A recent Pew report states that 47% of Americans have looked themselves up on Google or some other search engine. I like to practice a more specific form of vanity search – I use a couple of blog search sites to see where my flickr photos have been used. All my photos are posted under a “by-nc” Creative Commons license which states that they can be reused for non-commercial purposes, provided that I’m giving credit for the image.
I’d like to point out that I’m not doing this vanity search to check up on people, I just really enjoy seeing how my photos are used. It’s fun to see my images of celebrities, New York landmarks, comedians, or even something as mundane as cherry blossoms adorning someone’s blog post. Generally the authors attribute the photos to my screenname and link back to the originals on my flickr account. Some people even get in touch with me and ask for permission beforehand, though that’s not required with the CC license. I don’t really even pay much attention if the site has Google ads, even though, strictly speaking, that qualifies it as “commercial” usage.
There’s still the occasional shock, though, and the latest one is so deeply ironic I can’t really even comprehend it. I discovered a photo I took of the IAC building that was used, without any attribution at all, on a website called paidContent.org. Despite the “.org” in the name, this is clearly a commercial website.

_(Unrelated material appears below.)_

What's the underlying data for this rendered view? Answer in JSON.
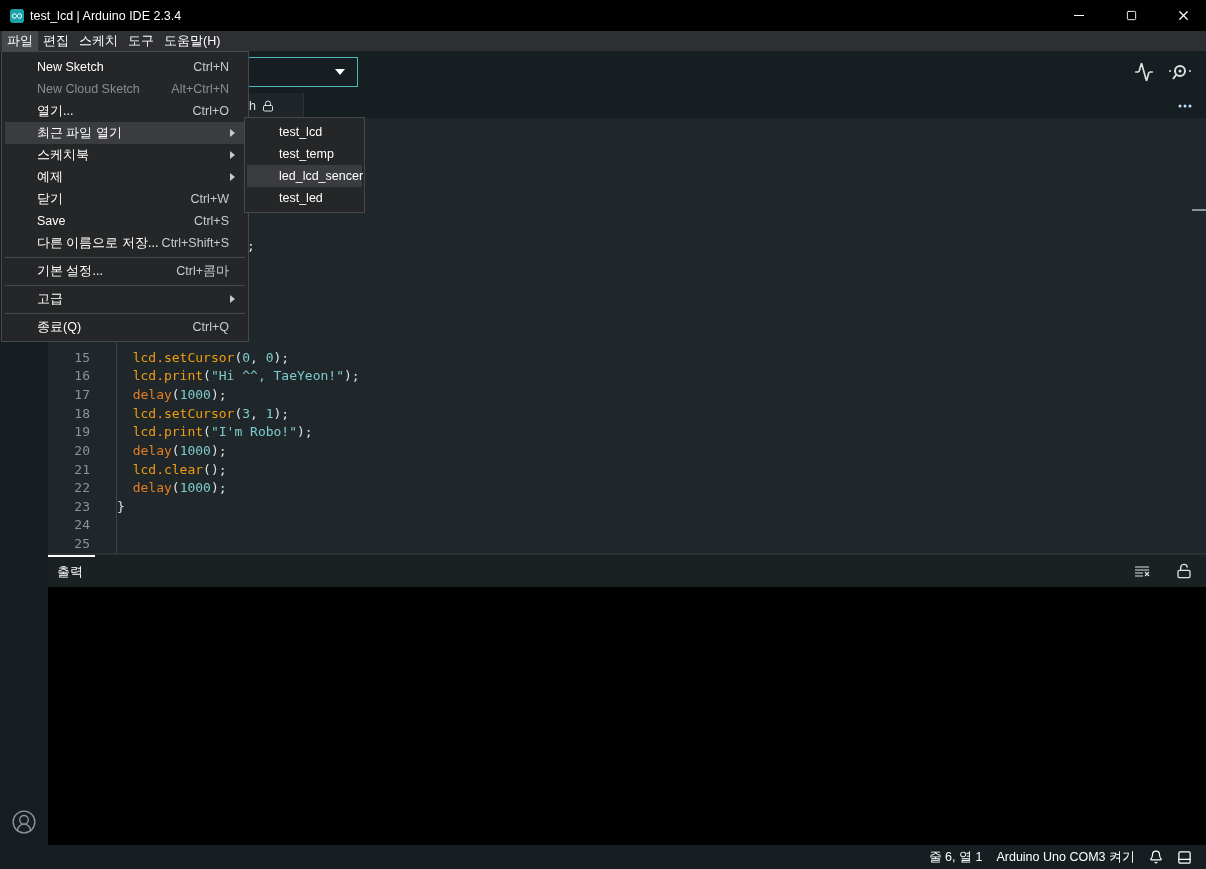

On the page that contains my photo, I counted 16 ad spots, 3 sponsored channels, and 3 calls to action to “ADVERTISE ON PAIDCONTENT.” On top of that, the article is about a Pre-Conference Reception being held by paidContent.org at the IAC building, and it features a prominent button inviting readers to buy tickets to the conference (plus 8 additional links to sponsors of the conference). So, not only is my photo being displayed on a commercial site, but it’s directly being used to promote the sale of tickets to an event (well, it was – the event is now in the past).
The most troubling part about this is that these are not people who can claim ignorance. This issue falls right in their area of expertise, which according to their site is “global coverage of the business of digital content.” Plus, their own website is published under a “by-nc-sa” CC license, which means it has the same restrictions as my photo, but also that if you reuse the content, you can only do so under the same license (in other words you can’t put their content into your own work and then copyright it).
Although, maybe they don’t understand Creative Commons as well as I would expect them to, because right under the message that says “This work is licensed under a CreativeCommons License.” there’s another message that says “Copyright ContentNext Media Inc. 2002—2007.”
Being, as I am, a Content Strategist and a consultant, paidContent.org seems like it would be exactly the type of organization that would appeal to me. But this experience makes me question how they could possibly claim to be experts in the field of digital content.